Anonymous said...

Thanks alot for excellent description of PCA

Anonymous said...

Excellent explanation for PCA, thank you so much!!!

Anonymous said...

Really U R great! I understood What is PCA application for my research work(Pattern Recognition)..Thank U so much..
Kavitha

Alex said...

Hi Will,

I just found your blog, it's great! I have a question regarding PCA for dimensionality reduction. If I'm using PCA to reduce the dimensionality of my data and use it as training data for a classification algorithm, how should I standardize my test data before transforming with the principal components from the test data(assuming that the test example become available one by one)? Should I subtract the mean and divide by the standard deviation of the training data?

Anonymous said...

Hi Will
Thank you for explaining PCA wonderfully and example.

Anonymous said...

Hi Will, really helpful. I am trying to recover the strength of eigenvalue relative to original covariance matrix(my A).I have not seen anyone do this, but is it correct to multiply the eigenvalues, sort correctly and add the mean. The magnitude of eigenvalue is far reduced from if I calculate pca from Jacobi rotation.
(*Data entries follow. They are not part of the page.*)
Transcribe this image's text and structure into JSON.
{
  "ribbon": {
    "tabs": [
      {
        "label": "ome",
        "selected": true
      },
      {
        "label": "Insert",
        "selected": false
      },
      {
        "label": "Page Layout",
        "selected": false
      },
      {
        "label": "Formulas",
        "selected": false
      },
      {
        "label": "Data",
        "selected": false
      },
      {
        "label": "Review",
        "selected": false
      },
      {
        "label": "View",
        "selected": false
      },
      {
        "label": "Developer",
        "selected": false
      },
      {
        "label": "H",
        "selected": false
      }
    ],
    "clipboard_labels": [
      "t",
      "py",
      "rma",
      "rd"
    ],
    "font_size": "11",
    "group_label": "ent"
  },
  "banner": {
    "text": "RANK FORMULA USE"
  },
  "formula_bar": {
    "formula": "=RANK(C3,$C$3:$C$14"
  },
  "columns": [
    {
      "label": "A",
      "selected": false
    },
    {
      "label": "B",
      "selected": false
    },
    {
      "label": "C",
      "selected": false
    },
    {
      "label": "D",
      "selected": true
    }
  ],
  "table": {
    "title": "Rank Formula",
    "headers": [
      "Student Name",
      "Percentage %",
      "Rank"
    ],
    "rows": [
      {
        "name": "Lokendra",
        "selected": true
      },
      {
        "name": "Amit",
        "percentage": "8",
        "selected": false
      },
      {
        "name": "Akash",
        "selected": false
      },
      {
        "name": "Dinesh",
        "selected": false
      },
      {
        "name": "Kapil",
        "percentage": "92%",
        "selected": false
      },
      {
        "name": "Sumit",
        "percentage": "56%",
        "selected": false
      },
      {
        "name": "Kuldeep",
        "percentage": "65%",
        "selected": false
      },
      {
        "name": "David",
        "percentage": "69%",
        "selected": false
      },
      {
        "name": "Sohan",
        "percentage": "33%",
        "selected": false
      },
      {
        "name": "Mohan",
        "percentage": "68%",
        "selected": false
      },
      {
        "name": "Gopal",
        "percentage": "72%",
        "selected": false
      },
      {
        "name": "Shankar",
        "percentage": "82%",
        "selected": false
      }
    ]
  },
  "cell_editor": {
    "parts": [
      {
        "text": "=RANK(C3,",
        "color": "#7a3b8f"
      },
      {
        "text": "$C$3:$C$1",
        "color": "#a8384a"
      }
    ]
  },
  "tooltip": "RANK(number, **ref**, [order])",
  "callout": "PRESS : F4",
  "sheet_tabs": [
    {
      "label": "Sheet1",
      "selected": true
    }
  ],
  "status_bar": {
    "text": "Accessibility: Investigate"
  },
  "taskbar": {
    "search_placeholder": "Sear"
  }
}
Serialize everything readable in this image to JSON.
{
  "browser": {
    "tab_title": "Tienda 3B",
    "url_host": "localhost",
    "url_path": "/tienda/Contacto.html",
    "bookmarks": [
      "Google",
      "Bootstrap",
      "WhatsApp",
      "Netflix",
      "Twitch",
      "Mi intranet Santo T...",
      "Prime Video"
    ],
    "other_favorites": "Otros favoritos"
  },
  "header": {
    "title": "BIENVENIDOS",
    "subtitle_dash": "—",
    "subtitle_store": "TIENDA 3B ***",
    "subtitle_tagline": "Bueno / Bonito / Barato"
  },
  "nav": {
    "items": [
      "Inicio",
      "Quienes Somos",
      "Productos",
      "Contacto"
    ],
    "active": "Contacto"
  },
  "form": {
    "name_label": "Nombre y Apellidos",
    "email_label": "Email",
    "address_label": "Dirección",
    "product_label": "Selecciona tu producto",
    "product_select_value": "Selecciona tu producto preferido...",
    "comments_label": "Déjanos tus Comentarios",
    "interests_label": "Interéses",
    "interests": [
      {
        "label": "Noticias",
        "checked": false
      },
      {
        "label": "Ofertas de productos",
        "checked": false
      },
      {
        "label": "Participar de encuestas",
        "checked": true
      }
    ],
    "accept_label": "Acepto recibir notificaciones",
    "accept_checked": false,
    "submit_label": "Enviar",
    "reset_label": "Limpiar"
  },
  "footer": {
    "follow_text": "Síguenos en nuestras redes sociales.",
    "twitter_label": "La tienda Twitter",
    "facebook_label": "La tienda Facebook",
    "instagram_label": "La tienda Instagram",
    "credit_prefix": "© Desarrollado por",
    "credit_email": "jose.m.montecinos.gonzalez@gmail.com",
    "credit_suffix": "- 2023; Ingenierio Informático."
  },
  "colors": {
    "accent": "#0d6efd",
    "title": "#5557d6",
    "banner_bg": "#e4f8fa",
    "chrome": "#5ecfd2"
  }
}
Thanks for your insight.

Anonymous said...

Hi Will,Need to restate my last post.My A is a covariance matrix. I am using the top 3 latent values which provide principal variances. Then I sqrt them and multiply by coeff to get the volatility of these components like volk=(diag(sqrt(latent(1:3)))*coeff(:,1:3)')'; The volk magnitude is too small because size of latent compared to what I obtain from Jacobi Rotation method. Can it be fixed so that PC can be used instead of the original factors?It seems like it should be a common problem.
Also,is it possible to identify columns from A that contributed the most to highest eigenvalue,ie, if the factor cannot be replaced for use.
Thanks vm.

Unknown said...

Thank you